A woman once accused of killing her newborn child and keeping three older sets of fetal remains at her home threatened to sue county authorities Thursday, saying they rushed to judgment after the remains were found.

Authorities dropped the charges against Christy Freeman, 37, on Wednesday after they determined there was not enough evidence to prosecute her.

Freeman and her longtime boyfriend, Ray Godman, spoke briefly to reporters on Thursday and thanked those who supported them. In a statement, the couple said that the deaths of the babies were miscarriages and that authorities should have waited for medical reports before charging her.

"If an investigation had been done Miss Freeman would have never been charged with anything," the statement read. "When it's all said and done, the reality of this situation is Miss Freeman had four miscarriages over a period of five years."

It also said the couple's business, a classic car taxi service, had suffered damage because of media attention surrounding the case and it could have been avoided if investigators hadn't "rushed to judgment."

Freeman had been held in jail without bond since July, when she went to a hospital with heavy bleeding and doctors discovered she had recently given birth. Investigators found the baby — and three more sets of tiny human remains — at Freeman's house in Ocean City.

Freeman was originally charged with killing her unborn fetus in July, but those charges were later dropped after an autopsy showed that fetus was stillborn.

Prosecutors later charged her with killing one of two children found in a trunk in the living room. The charge accused her of giving birth to twins on the toilet in 2004 and allowing one of them to die. That was the charge dismissed Wednesday.

A report from state medical examiner Dr. Tasha Greenberg concluded there was no proof the babies were ever alive, said Worcester County State's Attorney Joel Todd. Some of the remains were years old. In a murder case, prosecutors must prove the victim of the homicide had been alive, he said.

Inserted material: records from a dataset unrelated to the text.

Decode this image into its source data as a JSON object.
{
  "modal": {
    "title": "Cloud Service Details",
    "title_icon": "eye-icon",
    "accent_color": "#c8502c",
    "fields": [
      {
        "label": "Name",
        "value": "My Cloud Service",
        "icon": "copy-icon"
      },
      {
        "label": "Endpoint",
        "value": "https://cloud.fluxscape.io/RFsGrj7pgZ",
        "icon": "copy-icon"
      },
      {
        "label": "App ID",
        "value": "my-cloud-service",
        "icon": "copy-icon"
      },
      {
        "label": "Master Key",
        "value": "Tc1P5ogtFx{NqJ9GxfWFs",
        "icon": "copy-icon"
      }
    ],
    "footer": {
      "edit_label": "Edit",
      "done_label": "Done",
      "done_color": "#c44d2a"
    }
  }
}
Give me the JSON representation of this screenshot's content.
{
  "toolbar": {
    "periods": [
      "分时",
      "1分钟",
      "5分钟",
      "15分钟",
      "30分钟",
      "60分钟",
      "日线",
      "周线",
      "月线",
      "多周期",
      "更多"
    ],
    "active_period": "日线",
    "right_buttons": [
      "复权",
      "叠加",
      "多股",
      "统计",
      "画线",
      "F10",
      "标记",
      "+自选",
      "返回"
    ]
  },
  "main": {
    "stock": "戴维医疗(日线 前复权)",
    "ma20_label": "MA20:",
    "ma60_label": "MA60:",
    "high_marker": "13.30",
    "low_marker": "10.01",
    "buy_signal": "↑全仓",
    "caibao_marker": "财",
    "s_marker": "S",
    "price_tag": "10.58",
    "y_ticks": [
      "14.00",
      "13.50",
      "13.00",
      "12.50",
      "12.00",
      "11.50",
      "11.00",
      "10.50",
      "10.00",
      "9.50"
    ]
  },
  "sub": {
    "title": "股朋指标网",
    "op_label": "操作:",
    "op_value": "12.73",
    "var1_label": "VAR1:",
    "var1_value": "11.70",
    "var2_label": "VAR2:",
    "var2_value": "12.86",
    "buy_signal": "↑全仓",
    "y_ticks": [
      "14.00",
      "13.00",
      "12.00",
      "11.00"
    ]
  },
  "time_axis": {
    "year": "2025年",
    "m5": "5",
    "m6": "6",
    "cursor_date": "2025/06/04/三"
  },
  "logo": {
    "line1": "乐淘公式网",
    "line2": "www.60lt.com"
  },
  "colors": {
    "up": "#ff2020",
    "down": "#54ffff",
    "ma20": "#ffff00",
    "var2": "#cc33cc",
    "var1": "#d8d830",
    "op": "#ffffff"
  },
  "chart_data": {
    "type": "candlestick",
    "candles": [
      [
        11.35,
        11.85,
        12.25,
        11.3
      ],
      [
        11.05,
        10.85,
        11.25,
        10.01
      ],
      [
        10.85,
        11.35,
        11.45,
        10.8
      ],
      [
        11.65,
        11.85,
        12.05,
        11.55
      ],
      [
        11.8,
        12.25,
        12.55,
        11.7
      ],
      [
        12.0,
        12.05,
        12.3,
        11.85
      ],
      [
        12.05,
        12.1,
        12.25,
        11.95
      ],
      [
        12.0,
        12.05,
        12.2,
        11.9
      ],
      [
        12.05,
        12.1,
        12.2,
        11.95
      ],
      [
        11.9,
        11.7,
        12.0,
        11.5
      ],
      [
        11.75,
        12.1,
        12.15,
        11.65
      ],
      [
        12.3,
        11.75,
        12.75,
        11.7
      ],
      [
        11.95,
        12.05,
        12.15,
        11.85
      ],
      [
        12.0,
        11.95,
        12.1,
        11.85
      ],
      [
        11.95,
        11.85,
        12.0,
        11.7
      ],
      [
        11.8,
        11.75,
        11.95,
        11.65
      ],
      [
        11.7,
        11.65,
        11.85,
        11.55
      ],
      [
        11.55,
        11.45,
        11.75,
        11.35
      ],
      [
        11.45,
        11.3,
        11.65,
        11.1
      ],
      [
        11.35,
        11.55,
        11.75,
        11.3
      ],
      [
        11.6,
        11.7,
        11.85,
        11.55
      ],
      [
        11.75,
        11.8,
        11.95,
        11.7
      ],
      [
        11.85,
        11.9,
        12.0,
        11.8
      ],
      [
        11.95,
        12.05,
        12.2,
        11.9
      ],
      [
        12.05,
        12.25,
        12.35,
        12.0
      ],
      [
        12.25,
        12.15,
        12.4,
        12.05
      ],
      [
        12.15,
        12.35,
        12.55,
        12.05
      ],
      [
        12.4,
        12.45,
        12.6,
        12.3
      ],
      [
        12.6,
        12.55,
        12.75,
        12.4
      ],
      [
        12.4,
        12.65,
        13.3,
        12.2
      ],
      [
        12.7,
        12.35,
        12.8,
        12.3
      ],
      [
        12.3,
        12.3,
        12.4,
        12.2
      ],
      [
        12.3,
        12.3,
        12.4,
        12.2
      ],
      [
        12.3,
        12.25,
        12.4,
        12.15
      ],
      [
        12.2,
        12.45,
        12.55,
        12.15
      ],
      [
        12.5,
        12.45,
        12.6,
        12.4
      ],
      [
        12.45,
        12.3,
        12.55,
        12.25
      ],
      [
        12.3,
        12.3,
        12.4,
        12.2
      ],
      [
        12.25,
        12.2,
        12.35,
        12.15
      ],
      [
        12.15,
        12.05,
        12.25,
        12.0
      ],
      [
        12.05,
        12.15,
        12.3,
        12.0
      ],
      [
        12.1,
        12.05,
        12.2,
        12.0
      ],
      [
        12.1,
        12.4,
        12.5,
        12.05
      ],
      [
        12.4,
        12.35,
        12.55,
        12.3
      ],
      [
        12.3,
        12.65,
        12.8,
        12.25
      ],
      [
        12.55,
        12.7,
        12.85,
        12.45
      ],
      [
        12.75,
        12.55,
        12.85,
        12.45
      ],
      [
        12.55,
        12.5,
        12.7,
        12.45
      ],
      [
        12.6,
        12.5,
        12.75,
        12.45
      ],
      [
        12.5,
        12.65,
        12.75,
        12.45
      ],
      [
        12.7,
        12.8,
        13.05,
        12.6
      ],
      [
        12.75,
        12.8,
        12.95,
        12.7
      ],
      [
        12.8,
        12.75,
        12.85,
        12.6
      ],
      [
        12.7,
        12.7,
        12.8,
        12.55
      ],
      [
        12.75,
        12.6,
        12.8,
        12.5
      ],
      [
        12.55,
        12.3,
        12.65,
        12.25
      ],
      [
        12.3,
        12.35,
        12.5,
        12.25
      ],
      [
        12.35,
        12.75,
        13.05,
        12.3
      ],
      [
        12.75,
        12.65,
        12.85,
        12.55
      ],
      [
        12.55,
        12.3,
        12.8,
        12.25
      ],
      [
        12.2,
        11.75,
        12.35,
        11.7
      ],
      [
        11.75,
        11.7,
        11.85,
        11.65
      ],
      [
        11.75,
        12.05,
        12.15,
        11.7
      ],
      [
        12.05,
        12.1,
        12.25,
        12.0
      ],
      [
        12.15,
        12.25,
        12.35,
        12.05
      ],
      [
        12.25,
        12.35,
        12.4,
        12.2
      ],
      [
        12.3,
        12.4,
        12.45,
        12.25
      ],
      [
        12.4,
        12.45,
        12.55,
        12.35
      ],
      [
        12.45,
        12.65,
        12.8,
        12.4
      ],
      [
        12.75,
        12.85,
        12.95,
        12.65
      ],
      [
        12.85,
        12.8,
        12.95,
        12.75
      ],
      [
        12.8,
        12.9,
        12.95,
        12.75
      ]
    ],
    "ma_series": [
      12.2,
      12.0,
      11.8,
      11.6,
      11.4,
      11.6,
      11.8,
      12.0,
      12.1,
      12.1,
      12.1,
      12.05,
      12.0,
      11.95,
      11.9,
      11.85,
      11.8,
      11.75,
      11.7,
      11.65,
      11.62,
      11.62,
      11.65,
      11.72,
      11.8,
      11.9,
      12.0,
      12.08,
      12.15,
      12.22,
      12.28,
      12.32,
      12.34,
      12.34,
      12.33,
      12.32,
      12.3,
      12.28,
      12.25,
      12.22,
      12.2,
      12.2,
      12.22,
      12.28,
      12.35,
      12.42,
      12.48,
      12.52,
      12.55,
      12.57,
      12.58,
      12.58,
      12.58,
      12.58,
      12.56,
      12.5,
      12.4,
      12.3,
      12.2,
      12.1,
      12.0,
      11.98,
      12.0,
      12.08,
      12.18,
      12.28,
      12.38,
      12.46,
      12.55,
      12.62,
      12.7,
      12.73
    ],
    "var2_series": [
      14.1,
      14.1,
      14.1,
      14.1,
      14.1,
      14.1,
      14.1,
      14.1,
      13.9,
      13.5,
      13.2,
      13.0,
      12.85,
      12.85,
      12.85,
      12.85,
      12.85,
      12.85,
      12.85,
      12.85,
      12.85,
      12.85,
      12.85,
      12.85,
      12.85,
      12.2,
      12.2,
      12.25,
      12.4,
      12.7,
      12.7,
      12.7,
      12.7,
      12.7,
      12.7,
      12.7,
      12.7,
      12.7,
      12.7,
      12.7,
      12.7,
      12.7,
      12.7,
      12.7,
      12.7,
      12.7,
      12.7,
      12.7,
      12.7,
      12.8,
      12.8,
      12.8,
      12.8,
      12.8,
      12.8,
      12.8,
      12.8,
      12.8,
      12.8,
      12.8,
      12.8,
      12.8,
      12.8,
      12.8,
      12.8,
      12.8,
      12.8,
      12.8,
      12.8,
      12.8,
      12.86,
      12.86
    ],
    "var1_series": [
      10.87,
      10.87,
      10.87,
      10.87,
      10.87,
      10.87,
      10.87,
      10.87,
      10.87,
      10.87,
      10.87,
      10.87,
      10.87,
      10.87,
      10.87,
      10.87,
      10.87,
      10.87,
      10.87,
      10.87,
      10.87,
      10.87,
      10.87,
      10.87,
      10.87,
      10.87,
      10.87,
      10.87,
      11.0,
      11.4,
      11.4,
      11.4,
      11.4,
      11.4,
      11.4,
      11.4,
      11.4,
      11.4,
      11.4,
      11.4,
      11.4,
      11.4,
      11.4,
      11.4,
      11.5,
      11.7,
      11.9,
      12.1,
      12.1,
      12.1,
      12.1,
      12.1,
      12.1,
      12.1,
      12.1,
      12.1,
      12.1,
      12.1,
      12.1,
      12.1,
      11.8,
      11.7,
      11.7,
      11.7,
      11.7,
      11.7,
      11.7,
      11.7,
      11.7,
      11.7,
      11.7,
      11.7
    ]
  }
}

Todd said the medical examiner concluded that because Freeman had a history of stillborn births, because there was an infection present in the placenta of the most recent fetus, and because Freeman was a tobacco user and may have used cocaine, the deaths could have occurred naturally.

Asked whether women who miscarry are required by law to dispose properly of the remains, Todd replied, "There should be," but he said he knew of no such crime.

Godman called the case an "ordeal." The couple did not answer reporters' questions about why the remains were kept at the house or whether she had used cocaine.

"We're just going to get on with our lives and try to get our business up and running and get on with our lives," Godman said.